Medicinal and Commercial Applications
• Horsetails clumps were normally used as scouring pads to facilitate the cleaning of iron cookware and hard pewter dishes.
• Some herbalist and folk healers suggest that athletes suffering from problems such as sprains and dislocated joints, and pulled hamstrings or torn ligament injuries could benefit from supplements of the horsetail herb in the diet.
• The texture, strength and tone of hard tissues such as the hair, the nails and the skin is also greatly improved by horsetail, at the same time the herb is very good at greatly strengthening the bones and the teeth of people.
• Problems such as minor edema can be treated by drinking an herbal tea made from the horsetail.
• Topical injuries of a minor nature can also be treated using the horsetail, a minor cut or bruise can be treated using some herbal horsetail powder from a capsule or a crushed tablet.
• Urinary problems of all types can also be treated using the horsetail herb, which is a reliable diuretic.
• Horsetail being a diuretic and an astringent is used in the treatment of all kinds of kidney and bladder conditions.
• It acts as a rapid remedy for the disorder called dropsy.
• Horsetail is used in healing of cuts and bruises as well as being able to stop the bleeding of wounds.
• The internal tissue damage in connective tissue is also repaired and corrected by the horsetail herbal remedies, which speeds up the rate of tissue repair, thereby promoting the strength and elasticity in the newly formed tissues.
• Symptoms caused by rheumatic and arthritic problems and various chest ailments are also treated by horsetail.
• Children affected by frequent urges to urinate, by bed wetting behaviours and incontinence for a long time can be treated using the horsetail as the astringent properties of the herb make it a very useful remedy to check such problems.
• The horsetail is also effective in treating such disorders which affect the functioning of the digestive tract; it is capable of healing inflammation and ulcers in the stomach.
• Horsetail based mouthwash and gargle can also be used for the treatment of problems such as mouth ulcers, it can be used to stanch bleeding gums and in the treatment of sore throats and other oral problems.
• It is also used in the manufacture of some kind of dye.
• Tubers of field horsetail are rich in starch and are eaten by wildlife. Native Americans consumed young fertile shoots.

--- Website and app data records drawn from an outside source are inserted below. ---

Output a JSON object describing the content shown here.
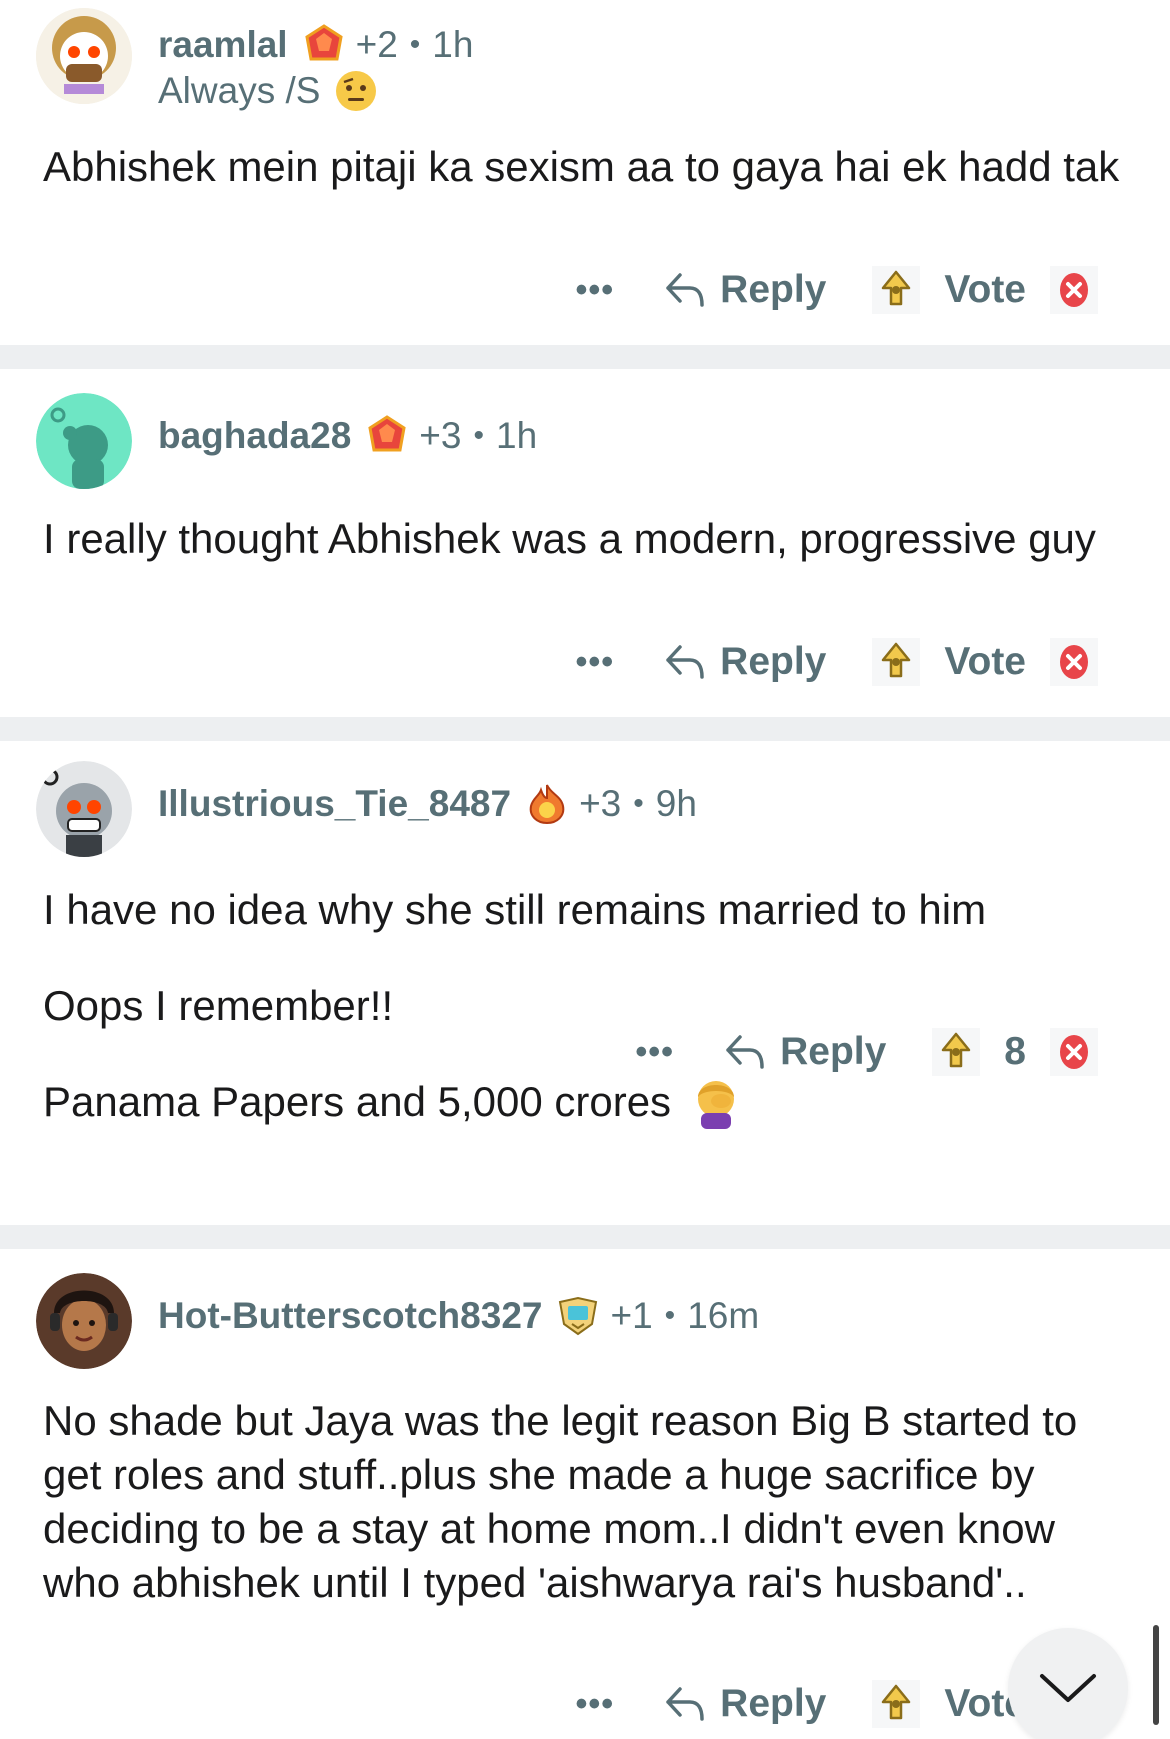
{
  "colors": {
    "meta_text": "#576f76",
    "body_text": "#1a1a1b",
    "separator": "#edeff1",
    "downvote": "#e8454a",
    "upvote_gold": "#f2c94c"
  },
  "comments": [
    {
      "username": "raamlal",
      "flair_icon": "ruby-award-icon",
      "karma": "+2",
      "age": "1h",
      "user_flair": "Always /S",
      "flair_emoji": "raised-eyebrow-emoji",
      "body": [
        "Abhishek mein pitaji ka sexism aa to gaya hai ek hadd tak"
      ],
      "more": "•••",
      "reply_label": "Reply",
      "vote_label": "Vote"
    },
    {
      "username": "baghada28",
      "flair_icon": "ruby-award-icon",
      "karma": "+3",
      "age": "1h",
      "body": [
        "I really thought Abhishek was a modern, progressive guy"
      ],
      "more": "•••",
      "reply_label": "Reply",
      "vote_label": "Vote"
    },
    {
      "username": "Illustrious_Tie_8487",
      "flair_icon": "fire-award-icon",
      "karma": "+3",
      "age": "9h",
      "body": [
        "I have no idea why she still remains married to him",
        "Oops I remember!!",
        "Panama Papers and 5,000 crores"
      ],
      "body_emoji": "facepalm-emoji",
      "more": "•••",
      "reply_label": "Reply",
      "vote_label": "8"
    },
    {
      "username": "Hot-Butterscotch8327",
      "flair_icon": "shield-award-icon",
      "karma": "+1",
      "age": "16m",
      "body": [
        "No shade but Jaya was the legit reason Big B started to get roles and stuff..plus she made a huge sacrifice by deciding to be a stay at home mom..I didn't even know who abhishek until I typed 'aishwarya rai's husband'.."
      ],
      "more": "•••",
      "reply_label": "Reply",
      "vote_label": "Vote"
    }
  ],
  "scroll_button_icon": "chevron-down-icon"
}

The genus name, Equisetum, translates to "horse-bristle" or tail, describing the appearance of the sterile stems. Deposits of silica cover the vegetative stems and branches of field horsetail. For this reason, the plant has been used to scour pots, pans, and articles containing silver (hence the common name 'scouring rush').Field horsetail may accumulate more gold than any other plant. Up to 4 1/2 ounces of gold per ton of fresh plant material has been recovered. Mining engineers consider field horsetail an indicator species of gold, but not a viable commercial source.